That day gave me the germ of an idea and I had in the back of my mind the dream that one day I might just make a living from sticks - my dream came true!

After several years - and several hundred sticks - I decided to try and turn this hobby into a business. I joined "Brigantia", a craft organisation in North Yorkshire. With Brigantia's help I attended some country shows and found I could sell a few sticks - not a lot, but a few. I sold a few more through local shops on a sale or return basis. I began to have help from Business Link and my advisor there thought I could just make a go of it - but I had to take it seriously and put real effort in to it if I wanted to succeed.

I found it difficult to give up my job as a Trout Farm Manager - as the main wage earner and with a wife and son to support it was frightening to think what might happen if things did not work out! In 1998 fate stepped in - a car crash made me realise that life is for the living. Although I wasn't hurt, I was diagnosed with epilepsy (I had blacked out, causing the car to crash) and so had to give up driving for a year, while my medication was sorted out. It was during this period that serious plans were made - I arranged a part-time job with local butcher, Brian Thompson. Brian was instrumental in me taking the big leap into self employment - he was very understanding and allowed me to be fairly flexible with the hours I worked. Having left my old job, I worked almost full time for Brian for a few weeks while I sorted out the workshop I had rented from Helmsley Estate. After a while I had enough stick business to keep me employed each afternoon and after only six months I had to leave Brian completely and become a full time stickmaker!

After a few years the business took another turn when I started selling a larger amount of stickmaking materials. My older brother, Martin, had helped me set up this website (actually, he did it all - I just provided the photo's and information) and without the website I certainly could not make a decent full-time living from the business. The website had been running as an add-on to Martin's own website selling everything concerned with Satellite and Digital TV so didn't attract that much business - though Martin's was hugely popular! Only later did I get my own website address and learn how to update it with new items, photo's etc.

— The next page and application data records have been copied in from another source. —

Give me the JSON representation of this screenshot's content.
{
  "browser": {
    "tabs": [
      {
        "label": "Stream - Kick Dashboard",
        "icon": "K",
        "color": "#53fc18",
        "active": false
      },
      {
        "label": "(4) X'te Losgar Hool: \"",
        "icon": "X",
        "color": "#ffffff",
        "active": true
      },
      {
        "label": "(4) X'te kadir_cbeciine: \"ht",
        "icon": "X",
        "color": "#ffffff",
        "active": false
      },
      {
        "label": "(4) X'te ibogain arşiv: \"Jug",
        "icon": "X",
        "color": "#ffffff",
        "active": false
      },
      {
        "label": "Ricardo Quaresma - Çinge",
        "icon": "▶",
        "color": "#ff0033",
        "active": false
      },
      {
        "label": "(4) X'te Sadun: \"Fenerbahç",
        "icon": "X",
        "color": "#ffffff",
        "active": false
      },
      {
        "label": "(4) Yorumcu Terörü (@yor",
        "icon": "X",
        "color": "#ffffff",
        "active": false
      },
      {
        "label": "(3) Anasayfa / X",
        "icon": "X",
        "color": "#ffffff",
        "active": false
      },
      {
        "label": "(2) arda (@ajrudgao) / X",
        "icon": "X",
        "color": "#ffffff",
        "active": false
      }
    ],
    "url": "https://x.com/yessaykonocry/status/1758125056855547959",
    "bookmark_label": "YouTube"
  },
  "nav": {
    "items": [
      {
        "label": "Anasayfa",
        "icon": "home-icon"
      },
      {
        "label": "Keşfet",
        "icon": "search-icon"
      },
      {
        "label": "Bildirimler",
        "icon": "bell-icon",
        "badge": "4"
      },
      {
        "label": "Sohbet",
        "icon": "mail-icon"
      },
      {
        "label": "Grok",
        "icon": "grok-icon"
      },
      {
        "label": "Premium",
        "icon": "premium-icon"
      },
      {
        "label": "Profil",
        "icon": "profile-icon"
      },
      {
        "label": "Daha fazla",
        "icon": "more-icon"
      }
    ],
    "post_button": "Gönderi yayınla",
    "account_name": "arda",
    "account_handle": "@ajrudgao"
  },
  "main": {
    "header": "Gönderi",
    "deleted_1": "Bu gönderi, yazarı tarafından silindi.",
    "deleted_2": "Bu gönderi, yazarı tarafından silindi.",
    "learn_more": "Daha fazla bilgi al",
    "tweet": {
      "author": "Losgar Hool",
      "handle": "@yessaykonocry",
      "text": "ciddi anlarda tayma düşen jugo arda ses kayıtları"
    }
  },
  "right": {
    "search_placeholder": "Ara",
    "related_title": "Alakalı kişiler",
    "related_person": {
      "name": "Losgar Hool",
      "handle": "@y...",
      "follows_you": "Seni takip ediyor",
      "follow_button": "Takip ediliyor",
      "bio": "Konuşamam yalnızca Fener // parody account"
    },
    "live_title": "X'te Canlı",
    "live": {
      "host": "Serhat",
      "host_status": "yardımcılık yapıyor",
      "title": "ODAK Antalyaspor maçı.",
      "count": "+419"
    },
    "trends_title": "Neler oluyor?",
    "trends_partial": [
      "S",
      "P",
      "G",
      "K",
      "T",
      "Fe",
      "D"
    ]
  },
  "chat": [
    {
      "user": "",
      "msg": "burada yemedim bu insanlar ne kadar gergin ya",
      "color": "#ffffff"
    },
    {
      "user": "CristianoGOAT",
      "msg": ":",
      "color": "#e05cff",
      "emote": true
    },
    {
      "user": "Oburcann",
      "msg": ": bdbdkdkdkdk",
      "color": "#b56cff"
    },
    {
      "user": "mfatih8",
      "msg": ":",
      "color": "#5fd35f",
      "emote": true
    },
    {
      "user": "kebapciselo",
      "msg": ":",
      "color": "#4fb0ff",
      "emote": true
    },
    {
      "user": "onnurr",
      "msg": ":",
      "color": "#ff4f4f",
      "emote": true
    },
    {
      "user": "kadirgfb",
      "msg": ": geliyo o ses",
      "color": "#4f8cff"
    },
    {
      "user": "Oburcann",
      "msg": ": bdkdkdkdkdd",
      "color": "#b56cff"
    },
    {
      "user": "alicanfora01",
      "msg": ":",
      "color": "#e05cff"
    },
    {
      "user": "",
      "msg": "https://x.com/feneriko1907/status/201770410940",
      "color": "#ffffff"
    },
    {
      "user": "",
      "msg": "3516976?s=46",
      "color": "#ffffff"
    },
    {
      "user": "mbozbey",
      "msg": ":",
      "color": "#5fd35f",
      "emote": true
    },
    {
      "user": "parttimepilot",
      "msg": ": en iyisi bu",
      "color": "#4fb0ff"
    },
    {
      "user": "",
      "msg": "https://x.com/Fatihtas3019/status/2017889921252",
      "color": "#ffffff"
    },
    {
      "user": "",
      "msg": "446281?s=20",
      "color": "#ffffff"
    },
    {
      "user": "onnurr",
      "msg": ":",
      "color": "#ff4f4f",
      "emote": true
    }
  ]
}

Jacky came into the business - well, I dragged her in really - a few years later and she's a great help making a lot of the sticks - she won't carve or make horn sticks, but does make a lot of the walking sticks, hiking sticks and thumbsticks. She also packs most of the orders and does my book keeping too! Jacky was a real help at shows because she organised me when we packed the car and trailer and when we set up the stall and put all the sticks and DIY items out for customers to see. We're a real team now - full partners in 'The Stick Man' business. I deal with the website now and normally take the phone orders too. I concentrate on the carved sticks - when the phone stops ringing - and do most of the horn sticks, though I have a couple of local helpers who make some of them if I'm too busy.

Around 80 to 90% of the business is generated from this website now. Even visitors to the shop or telephone callers frequently say that they found us first on the web. I'm often asked by other stickmakers how I can sell my sticks, while they can't. I think it's primarily down to three things: 1) An excellent product range. 2) Great customer service and 3) A brilliant website - these aren't my own words, they are what customers have told me!

Thanks for reading this - I hope it didn't bore you too much! To return to the Main Index just click HERE

Keith Pickering, AKA The Stick Man